#### DATA RECORDS:
»»

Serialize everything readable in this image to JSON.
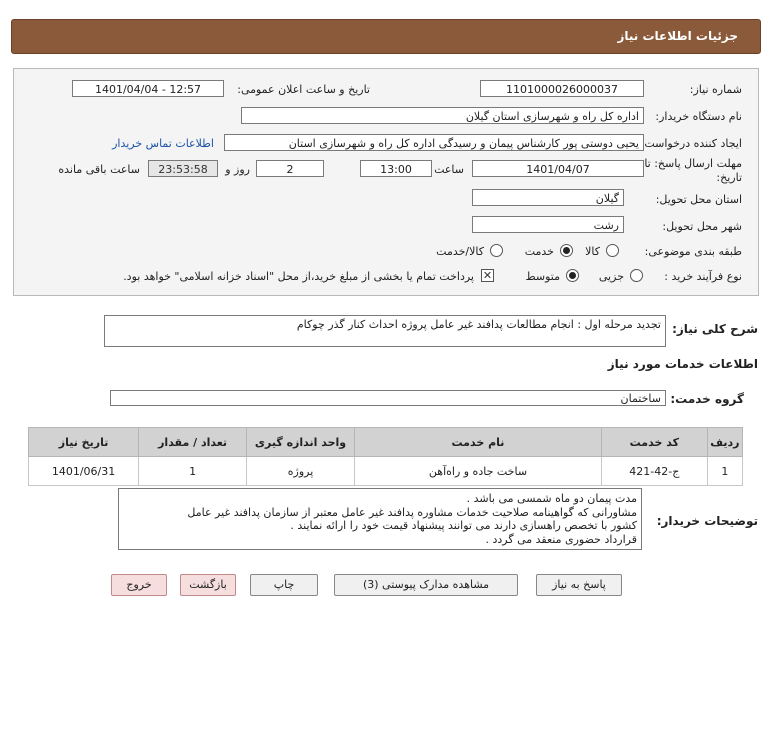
{
  "header": {
    "title": "جزئیات اطلاعات نیاز"
  },
  "fields": {
    "need_number_label": "شماره نیاز:",
    "need_number": "1101000026000037",
    "announce_label": "تاریخ و ساعت اعلان عمومی:",
    "announce_value": "1401/04/04 - 12:57",
    "buyer_org_label": "نام دستگاه خریدار:",
    "buyer_org": "اداره کل راه و شهرسازی استان گیلان",
    "creator_label": "ایجاد کننده درخواست:",
    "creator": "یحیی دوستی پور کارشناس پیمان و رسیدگی اداره کل راه و شهرسازی استان",
    "contact_link": "اطلاعات تماس خریدار",
    "deadline_label": "مهلت ارسال پاسخ: تا تاریخ:",
    "deadline_date": "1401/04/07",
    "time_label": "ساعت",
    "deadline_time": "13:00",
    "days_value": "2",
    "days_label": "روز و",
    "remaining_time": "23:53:58",
    "remaining_label": "ساعت باقی مانده",
    "province_label": "استان محل تحویل:",
    "province": "گیلان",
    "city_label": "شهر محل تحویل:",
    "city": "رشت",
    "category_label": "طبقه بندی موضوعی:",
    "category_options": [
      "کالا",
      "خدمت",
      "کالا/خدمت"
    ],
    "category_selected": "خدمت",
    "process_label": "نوع فرآیند خرید :",
    "process_options": [
      "جزیی",
      "متوسط"
    ],
    "process_selected": "متوسط",
    "payment_note": "پرداخت تمام یا بخشی از مبلغ خرید،از محل \"اسناد خزانه اسلامی\" خواهد بود."
  },
  "summary": {
    "label": "شرح کلی نیاز:",
    "value": "تجدید مرحله اول : انجام مطالعات پدافند غیر عامل پروژه احداث کنار گذر چوکام"
  },
  "services": {
    "section_title": "اطلاعات خدمات مورد نیاز",
    "group_label": "گروه خدمت:",
    "group_value": "ساختمان",
    "columns": [
      "ردیف",
      "کد خدمت",
      "نام خدمت",
      "واحد اندازه گیری",
      "تعداد / مقدار",
      "تاریخ نیاز"
    ],
    "rows": [
      [
        "1",
        "ج-42-421",
        "ساخت جاده و راه‌آهن",
        "پروژه",
        "1",
        "1401/06/31"
      ]
    ]
  },
  "buyer_notes": {
    "label": "توضیحات خریدار:",
    "lines": [
      "مدت پیمان دو ماه شمسی می باشد .",
      "مشاورانی که گواهینامه صلاحیت خدمات مشاوره پدافند غیر عامل معتبر از سازمان پدافند غیر عامل",
      "کشور با تخصص راهسازی دارند می توانند پیشنهاد قیمت خود را ارائه نمایند .",
      "قرارداد حضوری منعقد می گردد ."
    ]
  },
  "buttons": {
    "reply": "پاسخ به نیاز",
    "attachments": "مشاهده مدارک پیوستی (3)",
    "print": "چاپ",
    "back": "بازگشت",
    "exit": "خروج"
  }
}
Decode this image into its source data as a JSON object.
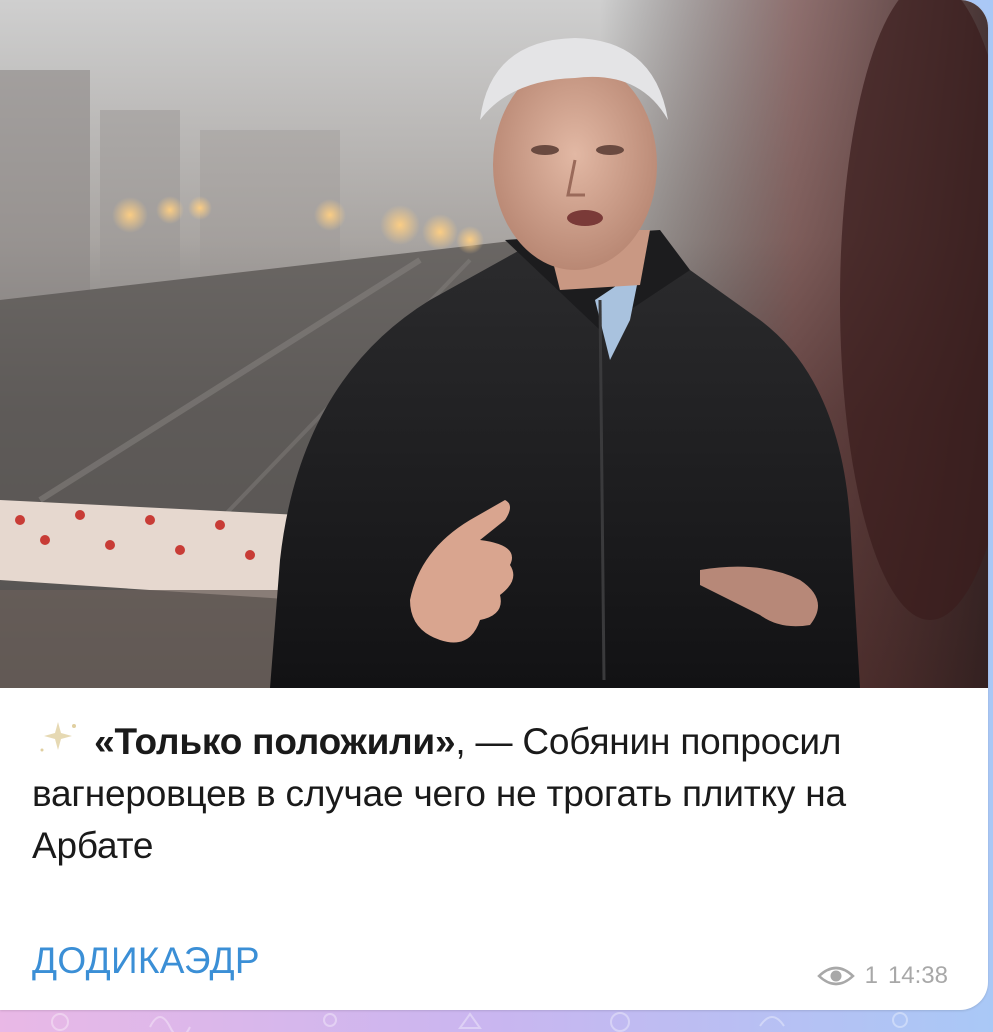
{
  "post": {
    "caption_quote": "«Только положили»",
    "caption_rest": ", — Собянин попросил вагнеровцев в случае чего не трогать плитку на Арбате",
    "author": "ДОДИКАЭДР",
    "views": "1",
    "time": "14:38"
  },
  "icons": {
    "lead": "sparkle-icon",
    "views": "eye-icon"
  },
  "colors": {
    "author": "#3b8fd6",
    "meta": "#a8a8a8"
  }
}
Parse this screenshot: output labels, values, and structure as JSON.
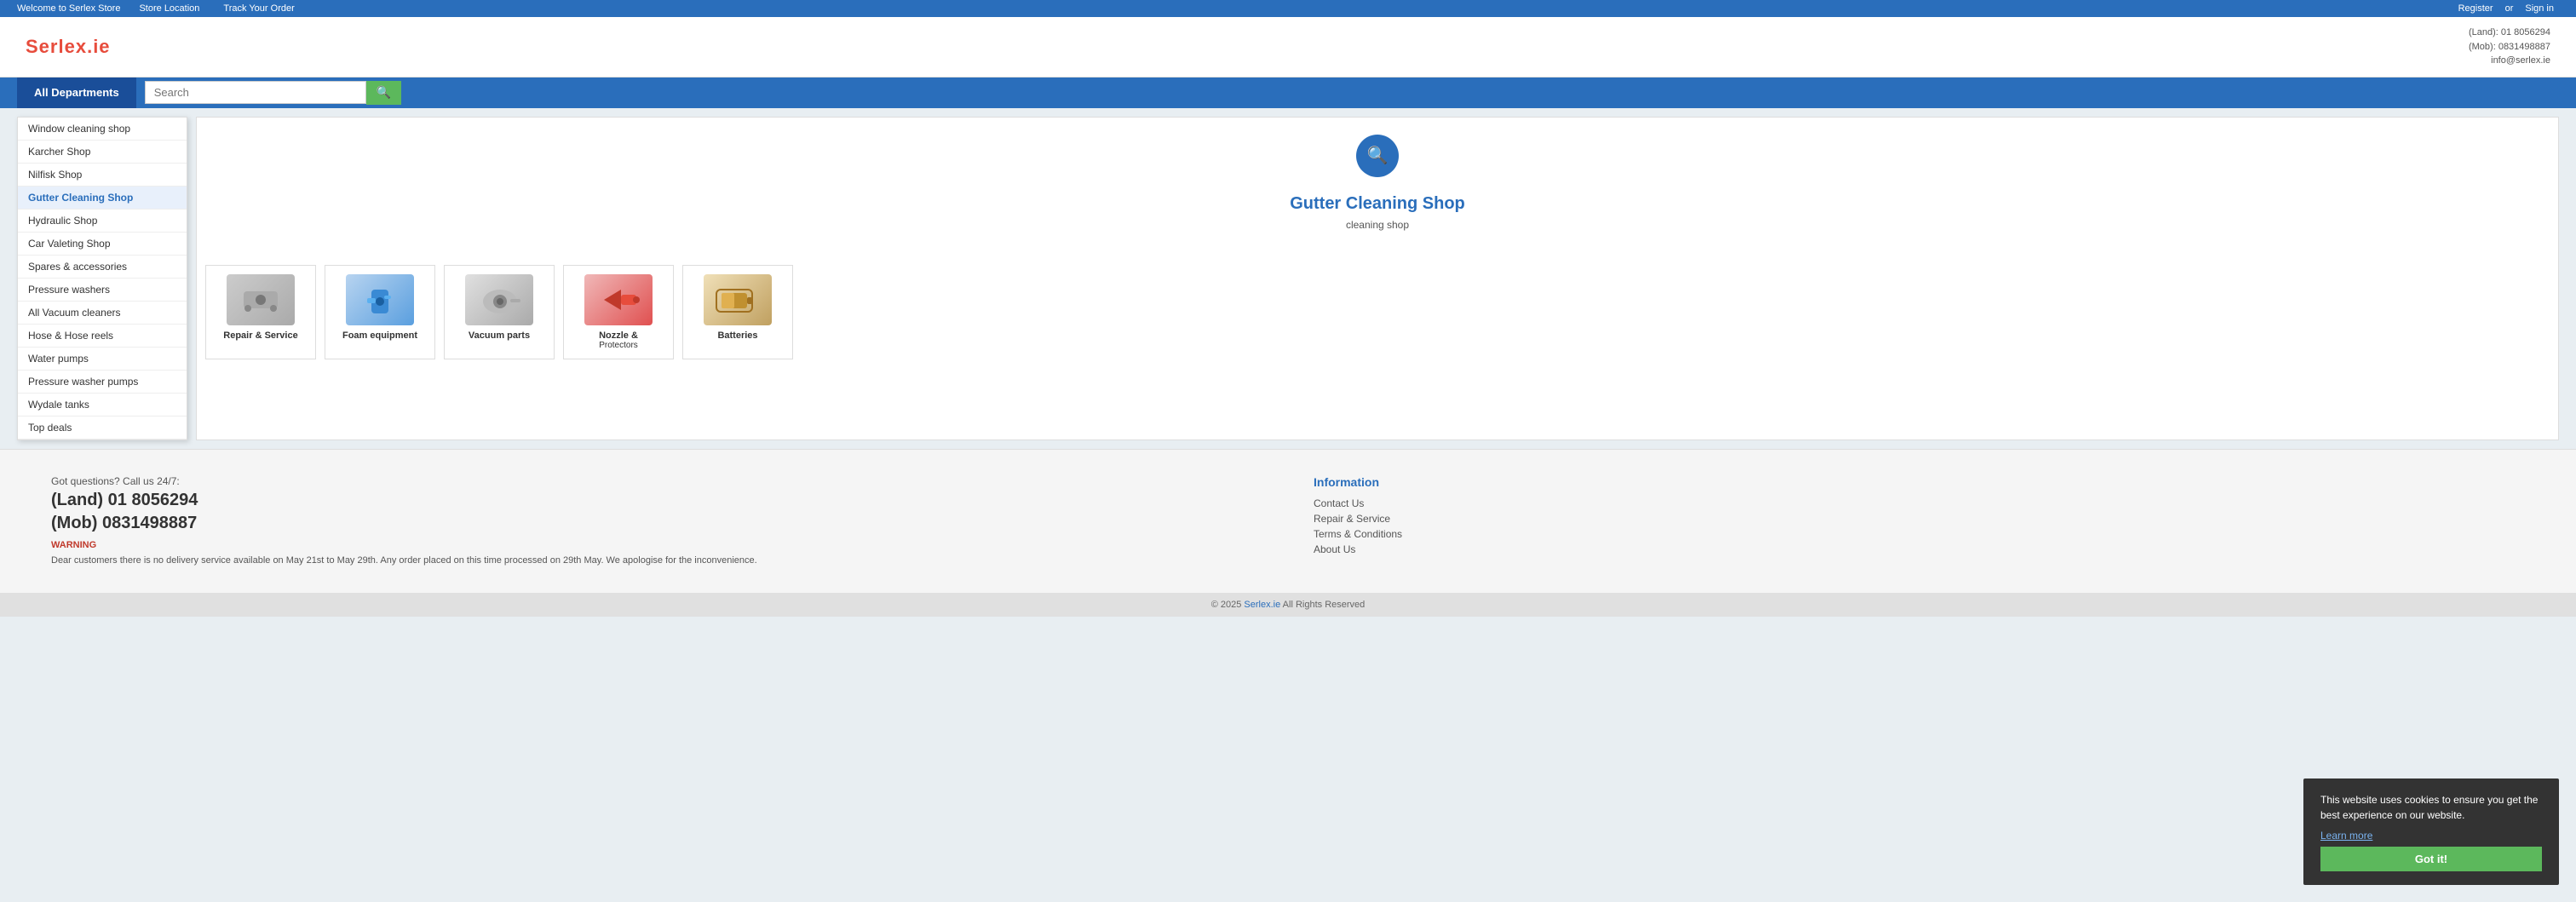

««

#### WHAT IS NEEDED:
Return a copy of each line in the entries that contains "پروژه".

#### TASK SOLUTION:
    "value": "تجدید مرحله اول : انجام مطالعات پدافند غیر عامل پروژه احداث کنار گذر چوکام"
        "پروژه",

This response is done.